Once you have your question, your concepts, and your data, you then need a quantitative proxy for your ideas (or theoretical constructs). As one of my colleagues likes to remind me, translating human experience onto the real number line is a strange thing to do. There simply has to be a great deal lost in doing so. As I hope this book will show, however, there is also much to be gained. Doing so allows you to test your ideas on considerably more pieces of evidence than you ever could by hand; it allows you to make visible and explicit your methods and your working procedures; and it allows you to try to make your conclusions about how the world works independent of your own personal beliefs. I say “try to” because of course those beliefs always enter into the process at numerous stages (like every one we’ve seen so far). Remember, you’re not operating in the realm of absolute truth, but one of “confidence.” You are trying to gain as much confidence as possible that something is true, knowing you can never definitively know if it is true or not. Disagreement is ok. It is how we all gradually move closer to a piece of knowledge that we hold together.
Measurements are the tools you will use to arrive at this consensus, along with the process of validation and discussion. You create a measure, then validate its effectiveness, and then discuss what you have done to interpret your results. The measurement phase is thus one of the most creative steps in the process. How might you translate your concept onto the real number line? This is yet another act of representation and specification, as something large and vague is represented by something more precise. Both are important.
To return to our running example, Lancashire and Hirst represent “age-related cognitive decline” as “declining vocabulary richness” in their conceptual phase. They then represent “vocabulary richness” according to three specific measures that turn this idea into a quantities: type-token ratio, repeating phrase frequency, and indefinite word frequency. While we will spend considerably more time thinking about measuring features in the next section, let me just explain briefly here what each of these terms means so that you can see how each measure is itself a representation of the underlying concept (and in turtles all the way down fashion how each measurement is only one way to represent the measurement itself — huh? don’t worry this will make sense).

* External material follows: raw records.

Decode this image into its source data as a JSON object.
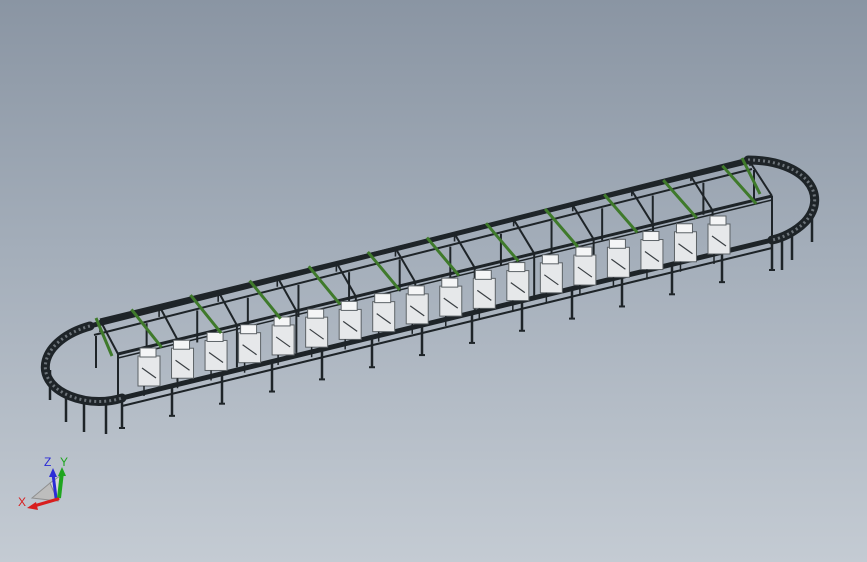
{
  "viewport": {
    "background_top": "#8a95a3",
    "background_bottom": "#c4cbd3"
  },
  "model": {
    "frame_color": "#1e2428",
    "brace_color": "#3f7a2b",
    "station_color": "#e6e8ea",
    "station_count": 18,
    "bay_count": 11
  },
  "triad": {
    "x_label": "X",
    "y_label": "Y",
    "z_label": "Z",
    "x_color": "#d81e1e",
    "y_color": "#1fa51f",
    "z_color": "#2b2bd6"
  }
}
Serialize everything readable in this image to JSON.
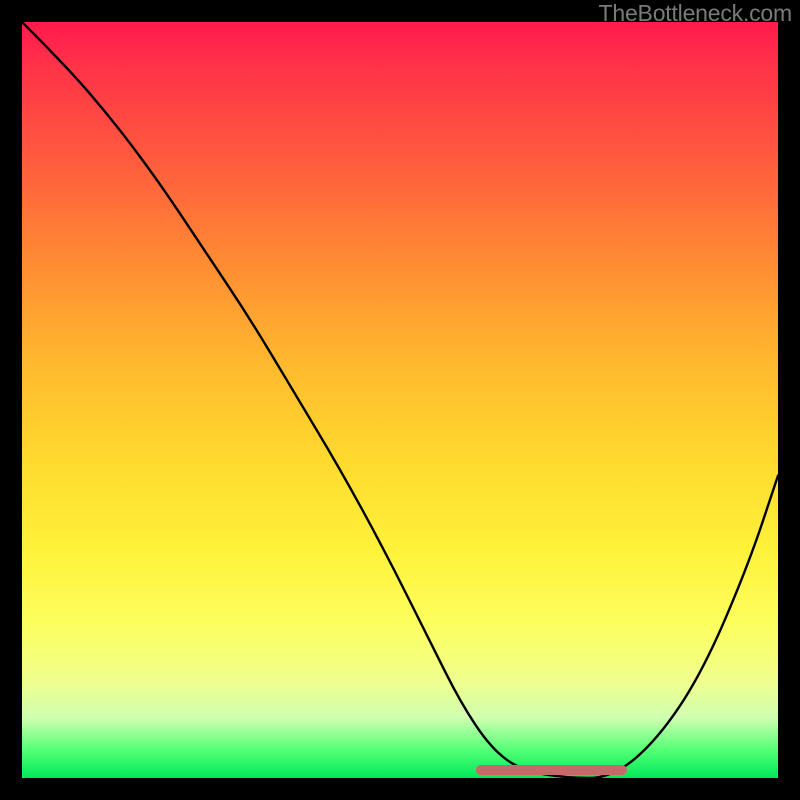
{
  "watermark_text": "TheBottleneck.com",
  "chart_data": {
    "type": "line",
    "title": "",
    "xlabel": "",
    "ylabel": "",
    "xlim": [
      0,
      100
    ],
    "ylim": [
      0,
      100
    ],
    "series": [
      {
        "name": "bottleneck-curve",
        "x": [
          0,
          6,
          12,
          18,
          24,
          30,
          36,
          42,
          48,
          54,
          58,
          62,
          66,
          72,
          78,
          84,
          90,
          96,
          100
        ],
        "values": [
          100,
          94,
          87,
          79,
          70,
          61,
          51,
          41,
          30,
          18,
          10,
          4,
          1,
          0,
          0,
          5,
          14,
          28,
          40
        ]
      }
    ],
    "valley_marker": {
      "x_start": 60,
      "x_end": 80,
      "y": 1
    },
    "background_gradient": {
      "top": "#ff1a4d",
      "mid": "#fff23a",
      "bottom": "#00e85a"
    }
  }
}
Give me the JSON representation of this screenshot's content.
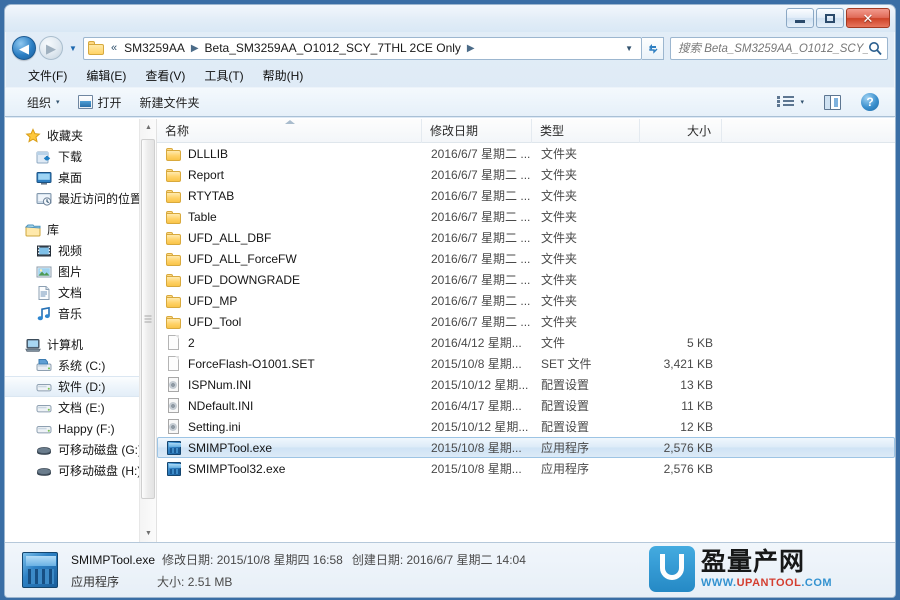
{
  "window": {
    "controls": {
      "minimize": "–",
      "maximize": "□",
      "close": "✕"
    }
  },
  "address": {
    "back_label": "◀",
    "forward_label": "▶",
    "history_label": "▾",
    "folder_icon": "folder-icon",
    "overflow": "«",
    "crumbs": [
      {
        "label": "SM3259AA"
      },
      {
        "label": "Beta_SM3259AA_O1012_SCY_7THL 2CE Only"
      }
    ],
    "dropdown": "▾",
    "refresh_label": "↻"
  },
  "search": {
    "placeholder": "搜索 Beta_SM3259AA_O1012_SCY_...",
    "value": "",
    "icon": "search-icon"
  },
  "menubar": {
    "items": [
      {
        "label": "文件(F)",
        "name": "menu-file"
      },
      {
        "label": "编辑(E)",
        "name": "menu-edit"
      },
      {
        "label": "查看(V)",
        "name": "menu-view"
      },
      {
        "label": "工具(T)",
        "name": "menu-tools"
      },
      {
        "label": "帮助(H)",
        "name": "menu-help"
      }
    ]
  },
  "commandbar": {
    "organize": "组织",
    "organize_caret": "▾",
    "open": "打开",
    "new_folder": "新建文件夹",
    "view_caret": "▾"
  },
  "sidebar": {
    "groups": [
      {
        "header": {
          "label": "收藏夹",
          "icon": "star-icon",
          "name": "sidebar-group-favorites"
        },
        "items": [
          {
            "label": "下载",
            "icon": "download-icon",
            "name": "sidebar-item-downloads"
          },
          {
            "label": "桌面",
            "icon": "desktop-icon",
            "name": "sidebar-item-desktop"
          },
          {
            "label": "最近访问的位置",
            "icon": "recent-places-icon",
            "name": "sidebar-item-recent"
          }
        ]
      },
      {
        "header": {
          "label": "库",
          "icon": "library-icon",
          "name": "sidebar-group-libraries"
        },
        "items": [
          {
            "label": "视频",
            "icon": "video-icon",
            "name": "sidebar-item-videos"
          },
          {
            "label": "图片",
            "icon": "pictures-icon",
            "name": "sidebar-item-pictures"
          },
          {
            "label": "文档",
            "icon": "documents-icon",
            "name": "sidebar-item-documents"
          },
          {
            "label": "音乐",
            "icon": "music-icon",
            "name": "sidebar-item-music"
          }
        ]
      },
      {
        "header": {
          "label": "计算机",
          "icon": "computer-icon",
          "name": "sidebar-group-computer"
        },
        "items": [
          {
            "label": "系统 (C:)",
            "icon": "system-drive-icon",
            "name": "sidebar-item-drive-c"
          },
          {
            "label": "软件 (D:)",
            "icon": "drive-icon",
            "name": "sidebar-item-drive-d",
            "selected": true
          },
          {
            "label": "文档 (E:)",
            "icon": "drive-icon",
            "name": "sidebar-item-drive-e"
          },
          {
            "label": "Happy (F:)",
            "icon": "drive-icon",
            "name": "sidebar-item-drive-f"
          },
          {
            "label": "可移动磁盘 (G:)",
            "icon": "removable-drive-icon",
            "name": "sidebar-item-drive-g"
          },
          {
            "label": "可移动磁盘 (H:)",
            "icon": "removable-drive-icon",
            "name": "sidebar-item-drive-h"
          }
        ]
      }
    ],
    "scroll_up": "▲",
    "scroll_down": "▼"
  },
  "filelist": {
    "columns": [
      {
        "label": "名称",
        "name": "column-name"
      },
      {
        "label": "修改日期",
        "name": "column-date-modified"
      },
      {
        "label": "类型",
        "name": "column-type"
      },
      {
        "label": "大小",
        "name": "column-size"
      }
    ],
    "sort_column": "名称",
    "sort_direction": "ascending",
    "rows": [
      {
        "name": "DLLLIB",
        "date": "2016/6/7 星期二 ...",
        "type": "文件夹",
        "size": "",
        "icon": "folder-icon"
      },
      {
        "name": "Report",
        "date": "2016/6/7 星期二 ...",
        "type": "文件夹",
        "size": "",
        "icon": "folder-icon"
      },
      {
        "name": "RTYTAB",
        "date": "2016/6/7 星期二 ...",
        "type": "文件夹",
        "size": "",
        "icon": "folder-icon"
      },
      {
        "name": "Table",
        "date": "2016/6/7 星期二 ...",
        "type": "文件夹",
        "size": "",
        "icon": "folder-icon"
      },
      {
        "name": "UFD_ALL_DBF",
        "date": "2016/6/7 星期二 ...",
        "type": "文件夹",
        "size": "",
        "icon": "folder-icon"
      },
      {
        "name": "UFD_ALL_ForceFW",
        "date": "2016/6/7 星期二 ...",
        "type": "文件夹",
        "size": "",
        "icon": "folder-icon"
      },
      {
        "name": "UFD_DOWNGRADE",
        "date": "2016/6/7 星期二 ...",
        "type": "文件夹",
        "size": "",
        "icon": "folder-icon"
      },
      {
        "name": "UFD_MP",
        "date": "2016/6/7 星期二 ...",
        "type": "文件夹",
        "size": "",
        "icon": "folder-icon"
      },
      {
        "name": "UFD_Tool",
        "date": "2016/6/7 星期二 ...",
        "type": "文件夹",
        "size": "",
        "icon": "folder-icon"
      },
      {
        "name": "2",
        "date": "2016/4/12 星期...",
        "type": "文件",
        "size": "5 KB",
        "icon": "file-icon"
      },
      {
        "name": "ForceFlash-O1001.SET",
        "date": "2015/10/8 星期...",
        "type": "SET 文件",
        "size": "3,421 KB",
        "icon": "file-icon"
      },
      {
        "name": "ISPNum.INI",
        "date": "2015/10/12 星期...",
        "type": "配置设置",
        "size": "13 KB",
        "icon": "ini-icon"
      },
      {
        "name": "NDefault.INI",
        "date": "2016/4/17 星期...",
        "type": "配置设置",
        "size": "11 KB",
        "icon": "ini-icon"
      },
      {
        "name": "Setting.ini",
        "date": "2015/10/12 星期...",
        "type": "配置设置",
        "size": "12 KB",
        "icon": "ini-icon"
      },
      {
        "name": "SMIMPTool.exe",
        "date": "2015/10/8 星期...",
        "type": "应用程序",
        "size": "2,576 KB",
        "icon": "exe-icon",
        "selected": true
      },
      {
        "name": "SMIMPTool32.exe",
        "date": "2015/10/8 星期...",
        "type": "应用程序",
        "size": "2,576 KB",
        "icon": "exe-icon"
      }
    ]
  },
  "statusbar": {
    "filename": "SMIMPTool.exe",
    "modified_label": "修改日期:",
    "modified_value": "2015/10/8 星期四 16:58",
    "created_label": "创建日期:",
    "created_value": "2016/6/7 星期二 14:04",
    "type": "应用程序",
    "size_label": "大小:",
    "size_value": "2.51 MB",
    "icon": "exe-icon"
  },
  "watermark": {
    "cn_text": "盈量产网",
    "url_www": "WWW.",
    "url_mid": "UPANTOOL",
    "url_com": ".COM"
  }
}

Type-token ratio calculates the relationship between word types and word tokens. A word “type” is a class of words — for example, “the” is an instance of a word type — while a word token is an instance of a given type, i.e. every time “the” appears in a text it is another token of the type “the.” The ratio between types and tokens calculates how much repetition there is in a document. The higher the ratio (the closer to 1) the less repetition there is — we are using fewer instances of every type. The lower the ratio (the closer to 0) the more repetition there is — we use each type over and over again (i.e. our numerator, the types, is very small, while our denominator, the tokens, is very large). Language-use naturally has a lot of repetition, which actually increases the longer you write or talk (given a finite number of words, I will inevitably start reusing them more and more the longer I go on, which is why lectures seem increasingly boring over time, though there are other reasons for this, too). This is why Lancashire and Hirst concentrate on a fixed length of texts because otherwise the longer ones will naturally appear more repetitive.
The next two measures they use are repeating phrase frequency and indefinite word frequency. They define repeating phrases as 2- and 3-word units (which we will call “n-grams” in the next section) that appear more than once. Indefinite words are defined as a list of words indicating ambiguous definition, such as someone, somehow, something, etc. I hope you can see right away how the measurement itself has layers too: indefinite word frequency is a type of “vocabulary richness,” but this list of words is itself a type of “indefinite words.” You might define “repeating phrases” differently, too. In other words, we are always using representations (see above).
The final measurement the authors use is “age.” In other words, they are looking to test whether there is a relationship between Christie’s age, which will be called the independent variable, and their measures of vocabulary richness, which will be called the dependent variables. They want to know whether this thing called vocabulary richness, which they’ve measured in three separate ways, is dependent on Christie’s age (which is not to say that the one causes the other, just that there is an association between the two).